deity’s form passed into the rock and then reappeared, apparently undamaged, though he hung limp and useless in the deformed creature’s grip. Infuriated now, Fent caught Sirio by what appeared to be his feet and whirled him around and around his head, like the men Saro had seen at the Allfair games with a boulder in a sling, competing for the longest throw. When he finally let go, the god flew overhead like a great translucent arrow. He hit the side of the chamber without a sound, and vanished.
into the waterlogged ground fifty yards from the enemy lines, the sole casualty being one foolish Eyran, jeering at their efforts, who had strayed too far forward and been shot through the throat. This had raised a thin cheer from the soldiers on the battlements, but until the northerners had brought the siege towers within range every other arrow had been wasted. Military training had never been of high priority in this rich and complacent city. And still there had been no sign of

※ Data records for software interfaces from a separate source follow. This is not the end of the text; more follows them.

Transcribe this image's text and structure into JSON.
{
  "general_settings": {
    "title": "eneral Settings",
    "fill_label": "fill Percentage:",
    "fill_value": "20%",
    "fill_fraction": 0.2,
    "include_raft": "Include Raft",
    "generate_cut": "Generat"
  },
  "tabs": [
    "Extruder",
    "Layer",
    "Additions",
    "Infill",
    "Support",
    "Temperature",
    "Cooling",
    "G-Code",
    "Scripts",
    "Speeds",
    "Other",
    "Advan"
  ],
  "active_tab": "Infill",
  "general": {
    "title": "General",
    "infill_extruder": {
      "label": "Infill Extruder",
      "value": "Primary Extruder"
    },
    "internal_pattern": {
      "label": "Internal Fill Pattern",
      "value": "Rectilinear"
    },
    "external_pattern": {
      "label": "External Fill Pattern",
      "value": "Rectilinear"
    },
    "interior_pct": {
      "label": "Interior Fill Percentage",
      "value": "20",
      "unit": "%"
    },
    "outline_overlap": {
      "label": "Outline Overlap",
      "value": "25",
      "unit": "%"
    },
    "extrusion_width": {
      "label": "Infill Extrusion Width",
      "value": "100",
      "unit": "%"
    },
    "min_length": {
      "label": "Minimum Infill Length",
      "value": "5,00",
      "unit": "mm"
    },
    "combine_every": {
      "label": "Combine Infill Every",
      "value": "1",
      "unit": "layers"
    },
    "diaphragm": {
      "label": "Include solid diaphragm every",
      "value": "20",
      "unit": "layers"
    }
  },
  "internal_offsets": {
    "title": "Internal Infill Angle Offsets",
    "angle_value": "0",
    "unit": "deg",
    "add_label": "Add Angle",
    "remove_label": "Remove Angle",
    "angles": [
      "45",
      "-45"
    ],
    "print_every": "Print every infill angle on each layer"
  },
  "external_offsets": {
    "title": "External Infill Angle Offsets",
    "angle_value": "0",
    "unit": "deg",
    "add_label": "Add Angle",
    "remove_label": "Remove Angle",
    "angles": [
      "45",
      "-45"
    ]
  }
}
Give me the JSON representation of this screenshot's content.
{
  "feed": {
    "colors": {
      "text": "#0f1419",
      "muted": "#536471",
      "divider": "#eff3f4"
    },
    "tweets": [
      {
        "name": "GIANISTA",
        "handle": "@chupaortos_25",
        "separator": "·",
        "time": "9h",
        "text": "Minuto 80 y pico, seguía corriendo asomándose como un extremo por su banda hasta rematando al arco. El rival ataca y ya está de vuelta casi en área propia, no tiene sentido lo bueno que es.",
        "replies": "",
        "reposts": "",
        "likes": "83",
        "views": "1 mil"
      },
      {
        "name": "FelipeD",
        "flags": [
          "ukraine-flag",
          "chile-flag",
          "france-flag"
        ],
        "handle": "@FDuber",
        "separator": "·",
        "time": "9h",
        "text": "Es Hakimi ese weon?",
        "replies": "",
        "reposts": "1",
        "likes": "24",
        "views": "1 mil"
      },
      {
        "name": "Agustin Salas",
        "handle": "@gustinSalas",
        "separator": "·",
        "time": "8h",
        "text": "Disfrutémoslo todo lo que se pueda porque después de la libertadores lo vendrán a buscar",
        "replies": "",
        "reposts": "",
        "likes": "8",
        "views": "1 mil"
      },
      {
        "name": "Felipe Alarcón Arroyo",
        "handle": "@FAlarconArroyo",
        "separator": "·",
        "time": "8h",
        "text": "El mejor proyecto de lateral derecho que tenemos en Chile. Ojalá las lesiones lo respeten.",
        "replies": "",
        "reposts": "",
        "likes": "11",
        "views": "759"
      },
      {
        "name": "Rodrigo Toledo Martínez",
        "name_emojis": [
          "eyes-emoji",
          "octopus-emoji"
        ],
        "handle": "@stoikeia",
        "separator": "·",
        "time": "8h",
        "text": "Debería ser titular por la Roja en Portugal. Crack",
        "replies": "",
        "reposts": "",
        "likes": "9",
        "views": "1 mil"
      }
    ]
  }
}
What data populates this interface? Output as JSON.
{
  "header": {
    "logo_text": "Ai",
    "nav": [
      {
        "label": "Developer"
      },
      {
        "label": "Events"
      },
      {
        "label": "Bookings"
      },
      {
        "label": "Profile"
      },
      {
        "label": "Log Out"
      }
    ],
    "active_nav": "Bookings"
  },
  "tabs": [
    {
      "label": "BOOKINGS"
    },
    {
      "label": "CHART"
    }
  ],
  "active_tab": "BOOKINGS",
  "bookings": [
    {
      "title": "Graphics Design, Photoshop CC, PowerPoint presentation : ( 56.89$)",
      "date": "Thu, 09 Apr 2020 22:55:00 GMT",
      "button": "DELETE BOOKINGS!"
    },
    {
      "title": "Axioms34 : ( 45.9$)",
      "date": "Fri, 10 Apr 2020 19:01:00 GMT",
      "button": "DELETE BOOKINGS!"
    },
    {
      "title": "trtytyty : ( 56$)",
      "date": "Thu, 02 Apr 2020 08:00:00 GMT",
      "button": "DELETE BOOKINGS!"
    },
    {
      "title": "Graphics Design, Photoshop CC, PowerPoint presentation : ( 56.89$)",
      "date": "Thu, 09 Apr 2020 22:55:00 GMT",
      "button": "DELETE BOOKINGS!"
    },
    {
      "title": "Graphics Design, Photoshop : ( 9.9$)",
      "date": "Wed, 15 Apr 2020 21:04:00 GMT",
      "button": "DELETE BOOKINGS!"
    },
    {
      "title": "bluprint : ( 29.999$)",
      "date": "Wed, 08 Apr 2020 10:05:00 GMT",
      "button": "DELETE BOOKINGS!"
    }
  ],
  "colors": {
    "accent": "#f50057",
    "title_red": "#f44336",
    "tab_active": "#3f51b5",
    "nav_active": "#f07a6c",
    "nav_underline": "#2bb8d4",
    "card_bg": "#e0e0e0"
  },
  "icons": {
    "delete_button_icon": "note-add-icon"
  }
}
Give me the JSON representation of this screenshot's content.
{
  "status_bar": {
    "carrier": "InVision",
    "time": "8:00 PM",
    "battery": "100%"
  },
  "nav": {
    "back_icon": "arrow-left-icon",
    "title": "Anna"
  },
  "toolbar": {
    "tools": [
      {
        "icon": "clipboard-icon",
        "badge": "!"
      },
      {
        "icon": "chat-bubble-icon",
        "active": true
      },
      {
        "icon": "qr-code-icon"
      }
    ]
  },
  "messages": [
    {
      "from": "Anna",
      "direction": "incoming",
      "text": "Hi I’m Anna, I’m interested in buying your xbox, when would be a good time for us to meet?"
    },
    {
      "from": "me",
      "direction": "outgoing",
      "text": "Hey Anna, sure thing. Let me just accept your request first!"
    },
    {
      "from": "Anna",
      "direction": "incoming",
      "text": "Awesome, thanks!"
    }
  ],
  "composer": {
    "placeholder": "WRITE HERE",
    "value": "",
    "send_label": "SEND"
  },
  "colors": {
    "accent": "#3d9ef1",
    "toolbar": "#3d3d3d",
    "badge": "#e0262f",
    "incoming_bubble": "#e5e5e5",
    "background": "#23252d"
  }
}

anything he asked of it, fell back down. Suddenly, rough hands were upon him, lifting him up. He gazed around and found himself confronted by a giant of a man with an Eyran beard and steely eyes. He had no quarrel with the North; but how to convey that before the man slit his throat? ‘You’re the lord’s sorcerer, aren’t you?’ the man said in the Old Tongue. Virelai did not know whether to assent to this or not. He looked from the big Eyran to his companion, a small round man with a shock of
conjuror said, hard-hearted though he was. ‘Go, then,’ he said at last. ‘Thank you for coming with me. I hope you make it to the ferry.’ ‘And what about this?’ The conjurer gestured to his face and torso. ‘It’ll wear off in a little while.’ ‘Shame: it’s in better nick than my old thing. Never mind. See you in Gila sometime, I hope.’ Then he leaned past Virelai and waved to Saro. ‘Sorry, my friend. I used to do a good trick with locks and keys, but my criminal past is far behind me now. Fare